After Friday's game, representatives from the International Bowl offered an invitation to the Bulls to their Jan. 3 game, which they accepted. Manuel said the entire 1958 team, several members of which have been around the program most of the year, will also get complimentary trips to Toronto to play the representative from the Big East.
"The president and I have decided that the 1958 team will have a bowl experience, and they will be coming with us and we will have them with us, as many of them that want to come, to Toronto for the International Bowl," Manuel said. "They're a part of it. It's great to do it on the 50th anniversary and we look forward to them finally having, after 50 years, the bowl experience they rightly deserve."
Quarterback Drew Willy, a senior who was the freshman starting quarterback when the Bulls were 1-10 in 2005, hugged Evans and the two shared a laugh and some kind words. Willy hugged Manuel, who looked like he didn't want to let him go, and Willy hugged his fellow seniors -- guys who had toiled through one and two-win seasons to have this one moment in the middle of Ford Field to the sound of about 5,000 chanting fans.
He said Thursday he thought all along that Buffalo was a team of destiny. That destiny smiled on the Bulls yet again.
"All the overtimes, all the late heroics, I think someone up above was looking out for us," Willy said. "I think we're a team of destiny. This is what we came here for. My class, we came here to turn it around. When you've got a man like coach Turner Gill, everything is possible. We were 1-10 my freshman year and to go out a MAC champion is something I can truly cherish."
And then there was Gill, the coach who took on the task of turning around a hopeless team and doing so in a short amount of time. Gill was lost in the sea of blue and white after the game, but when he finally reached the interview room, he let out a big "Wooo!"
"Great feeling, great feeling," Gill said "Proud of these guys. Proud of these student-athletes.
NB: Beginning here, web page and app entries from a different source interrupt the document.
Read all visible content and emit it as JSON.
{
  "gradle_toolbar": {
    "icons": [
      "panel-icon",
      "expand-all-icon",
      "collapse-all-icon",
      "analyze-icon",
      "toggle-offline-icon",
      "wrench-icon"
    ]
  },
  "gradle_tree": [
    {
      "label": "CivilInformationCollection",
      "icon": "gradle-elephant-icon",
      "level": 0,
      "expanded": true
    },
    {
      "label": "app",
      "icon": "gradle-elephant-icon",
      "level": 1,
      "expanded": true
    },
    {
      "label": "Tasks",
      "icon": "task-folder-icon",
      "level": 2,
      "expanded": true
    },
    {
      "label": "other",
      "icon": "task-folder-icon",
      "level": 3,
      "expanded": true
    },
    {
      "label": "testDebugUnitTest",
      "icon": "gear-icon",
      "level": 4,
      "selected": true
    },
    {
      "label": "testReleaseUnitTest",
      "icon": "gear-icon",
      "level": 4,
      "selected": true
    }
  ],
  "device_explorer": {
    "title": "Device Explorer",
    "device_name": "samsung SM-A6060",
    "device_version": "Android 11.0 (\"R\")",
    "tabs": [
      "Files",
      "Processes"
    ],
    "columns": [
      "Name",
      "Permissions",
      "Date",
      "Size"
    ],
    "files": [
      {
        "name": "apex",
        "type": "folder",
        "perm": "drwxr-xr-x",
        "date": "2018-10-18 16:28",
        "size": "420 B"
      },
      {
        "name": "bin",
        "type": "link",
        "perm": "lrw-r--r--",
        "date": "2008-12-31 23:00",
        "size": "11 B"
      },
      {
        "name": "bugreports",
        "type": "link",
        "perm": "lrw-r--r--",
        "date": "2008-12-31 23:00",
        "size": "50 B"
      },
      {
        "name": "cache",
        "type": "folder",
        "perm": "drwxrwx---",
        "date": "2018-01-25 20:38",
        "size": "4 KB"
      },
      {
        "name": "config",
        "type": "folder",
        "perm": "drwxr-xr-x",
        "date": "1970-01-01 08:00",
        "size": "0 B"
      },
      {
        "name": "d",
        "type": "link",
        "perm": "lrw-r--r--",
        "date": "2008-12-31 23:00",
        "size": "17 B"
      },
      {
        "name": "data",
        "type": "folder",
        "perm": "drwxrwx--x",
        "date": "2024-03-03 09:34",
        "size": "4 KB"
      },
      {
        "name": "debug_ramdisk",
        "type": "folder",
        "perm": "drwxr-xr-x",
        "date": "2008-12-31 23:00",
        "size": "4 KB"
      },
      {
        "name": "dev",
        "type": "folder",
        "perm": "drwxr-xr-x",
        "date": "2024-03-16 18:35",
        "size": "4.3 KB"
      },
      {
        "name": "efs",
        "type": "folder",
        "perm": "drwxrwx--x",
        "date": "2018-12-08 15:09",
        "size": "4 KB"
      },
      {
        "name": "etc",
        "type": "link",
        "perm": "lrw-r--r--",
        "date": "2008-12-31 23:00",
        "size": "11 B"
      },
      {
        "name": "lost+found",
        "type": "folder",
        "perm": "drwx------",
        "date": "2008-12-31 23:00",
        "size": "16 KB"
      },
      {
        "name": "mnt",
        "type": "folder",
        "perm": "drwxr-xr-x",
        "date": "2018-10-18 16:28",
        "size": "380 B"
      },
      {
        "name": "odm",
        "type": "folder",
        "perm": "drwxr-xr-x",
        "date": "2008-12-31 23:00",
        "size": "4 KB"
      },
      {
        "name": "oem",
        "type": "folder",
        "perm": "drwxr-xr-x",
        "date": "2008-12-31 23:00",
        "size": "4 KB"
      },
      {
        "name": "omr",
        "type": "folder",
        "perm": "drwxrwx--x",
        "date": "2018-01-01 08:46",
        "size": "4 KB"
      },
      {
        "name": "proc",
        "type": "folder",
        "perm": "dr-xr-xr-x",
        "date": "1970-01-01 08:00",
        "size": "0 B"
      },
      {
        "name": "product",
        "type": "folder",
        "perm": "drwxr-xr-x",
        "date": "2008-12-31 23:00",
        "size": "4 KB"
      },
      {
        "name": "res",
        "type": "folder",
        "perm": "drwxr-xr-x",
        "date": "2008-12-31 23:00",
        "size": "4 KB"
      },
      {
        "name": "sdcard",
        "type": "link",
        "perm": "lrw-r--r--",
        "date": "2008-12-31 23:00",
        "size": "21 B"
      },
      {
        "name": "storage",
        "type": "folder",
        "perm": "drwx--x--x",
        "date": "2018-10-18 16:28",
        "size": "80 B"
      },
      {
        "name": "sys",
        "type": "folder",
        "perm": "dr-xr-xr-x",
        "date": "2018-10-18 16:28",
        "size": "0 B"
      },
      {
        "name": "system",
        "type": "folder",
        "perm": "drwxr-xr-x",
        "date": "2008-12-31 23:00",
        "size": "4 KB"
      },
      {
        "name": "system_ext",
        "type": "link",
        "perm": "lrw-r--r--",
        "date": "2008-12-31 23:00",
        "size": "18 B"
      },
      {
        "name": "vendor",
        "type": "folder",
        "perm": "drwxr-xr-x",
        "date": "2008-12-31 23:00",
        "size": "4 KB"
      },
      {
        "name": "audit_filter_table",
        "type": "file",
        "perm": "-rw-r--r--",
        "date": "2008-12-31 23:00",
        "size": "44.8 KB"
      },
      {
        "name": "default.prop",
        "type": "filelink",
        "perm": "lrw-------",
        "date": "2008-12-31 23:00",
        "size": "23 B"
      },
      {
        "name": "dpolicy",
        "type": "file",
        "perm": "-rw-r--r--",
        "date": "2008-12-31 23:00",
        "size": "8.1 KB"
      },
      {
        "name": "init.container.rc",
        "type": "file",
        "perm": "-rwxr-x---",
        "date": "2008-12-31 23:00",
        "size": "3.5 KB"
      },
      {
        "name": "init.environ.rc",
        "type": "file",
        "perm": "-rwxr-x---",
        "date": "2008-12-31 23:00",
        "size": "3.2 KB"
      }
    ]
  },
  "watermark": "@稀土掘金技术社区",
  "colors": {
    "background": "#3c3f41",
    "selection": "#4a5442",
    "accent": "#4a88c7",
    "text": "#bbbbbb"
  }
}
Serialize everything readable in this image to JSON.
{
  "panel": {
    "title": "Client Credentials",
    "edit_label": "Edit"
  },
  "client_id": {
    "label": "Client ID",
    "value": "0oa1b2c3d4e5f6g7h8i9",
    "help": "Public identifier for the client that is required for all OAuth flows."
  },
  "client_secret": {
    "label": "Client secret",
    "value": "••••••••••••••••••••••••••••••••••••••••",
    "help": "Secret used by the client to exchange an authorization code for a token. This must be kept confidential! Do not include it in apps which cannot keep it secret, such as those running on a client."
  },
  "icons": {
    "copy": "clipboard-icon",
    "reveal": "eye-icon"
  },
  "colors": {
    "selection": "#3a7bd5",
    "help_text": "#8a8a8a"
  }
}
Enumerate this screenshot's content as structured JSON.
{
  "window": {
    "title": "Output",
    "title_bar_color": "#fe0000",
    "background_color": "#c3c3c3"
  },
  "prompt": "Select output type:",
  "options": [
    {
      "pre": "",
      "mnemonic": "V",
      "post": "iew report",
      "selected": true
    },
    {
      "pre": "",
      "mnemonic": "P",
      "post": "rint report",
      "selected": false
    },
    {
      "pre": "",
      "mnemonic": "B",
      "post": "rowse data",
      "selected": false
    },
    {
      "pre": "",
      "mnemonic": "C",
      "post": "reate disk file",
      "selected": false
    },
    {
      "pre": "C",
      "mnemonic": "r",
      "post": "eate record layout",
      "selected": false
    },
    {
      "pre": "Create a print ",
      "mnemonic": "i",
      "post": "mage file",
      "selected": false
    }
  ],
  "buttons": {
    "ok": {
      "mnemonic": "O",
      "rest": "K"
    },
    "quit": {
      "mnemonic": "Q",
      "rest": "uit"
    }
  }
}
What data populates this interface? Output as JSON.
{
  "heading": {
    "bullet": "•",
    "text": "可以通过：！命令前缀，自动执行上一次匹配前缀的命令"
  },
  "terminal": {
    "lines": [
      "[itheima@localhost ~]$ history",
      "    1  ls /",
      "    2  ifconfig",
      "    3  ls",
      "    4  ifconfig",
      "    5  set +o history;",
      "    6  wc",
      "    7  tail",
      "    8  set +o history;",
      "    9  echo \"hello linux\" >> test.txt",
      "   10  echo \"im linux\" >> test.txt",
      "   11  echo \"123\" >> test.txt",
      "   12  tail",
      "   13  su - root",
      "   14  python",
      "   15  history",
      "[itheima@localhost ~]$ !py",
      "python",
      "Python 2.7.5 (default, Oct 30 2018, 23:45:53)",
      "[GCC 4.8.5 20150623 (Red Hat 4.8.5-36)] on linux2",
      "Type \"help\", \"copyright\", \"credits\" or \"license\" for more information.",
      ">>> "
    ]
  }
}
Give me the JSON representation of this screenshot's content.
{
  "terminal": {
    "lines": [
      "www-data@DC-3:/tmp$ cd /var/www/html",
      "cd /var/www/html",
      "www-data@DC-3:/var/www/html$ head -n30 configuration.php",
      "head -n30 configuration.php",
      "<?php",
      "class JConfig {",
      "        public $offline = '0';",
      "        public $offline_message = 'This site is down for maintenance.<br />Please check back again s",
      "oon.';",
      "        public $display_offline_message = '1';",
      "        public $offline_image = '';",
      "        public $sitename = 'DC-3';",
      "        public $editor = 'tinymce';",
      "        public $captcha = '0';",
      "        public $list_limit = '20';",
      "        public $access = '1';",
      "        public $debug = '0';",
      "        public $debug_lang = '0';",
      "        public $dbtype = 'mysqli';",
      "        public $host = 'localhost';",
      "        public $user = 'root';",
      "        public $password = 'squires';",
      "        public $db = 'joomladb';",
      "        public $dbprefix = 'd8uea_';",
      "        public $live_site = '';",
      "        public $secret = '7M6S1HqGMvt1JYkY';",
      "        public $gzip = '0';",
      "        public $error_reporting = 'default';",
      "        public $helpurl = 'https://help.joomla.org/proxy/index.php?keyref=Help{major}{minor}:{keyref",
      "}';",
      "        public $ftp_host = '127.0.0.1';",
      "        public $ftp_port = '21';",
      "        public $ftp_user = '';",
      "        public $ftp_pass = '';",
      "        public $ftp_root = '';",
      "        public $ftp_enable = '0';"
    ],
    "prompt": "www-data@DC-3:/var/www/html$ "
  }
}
They understand love. They understand faith. They understand belief. They understand family. This is what this program is today. It's what it's going to be also tomorrow."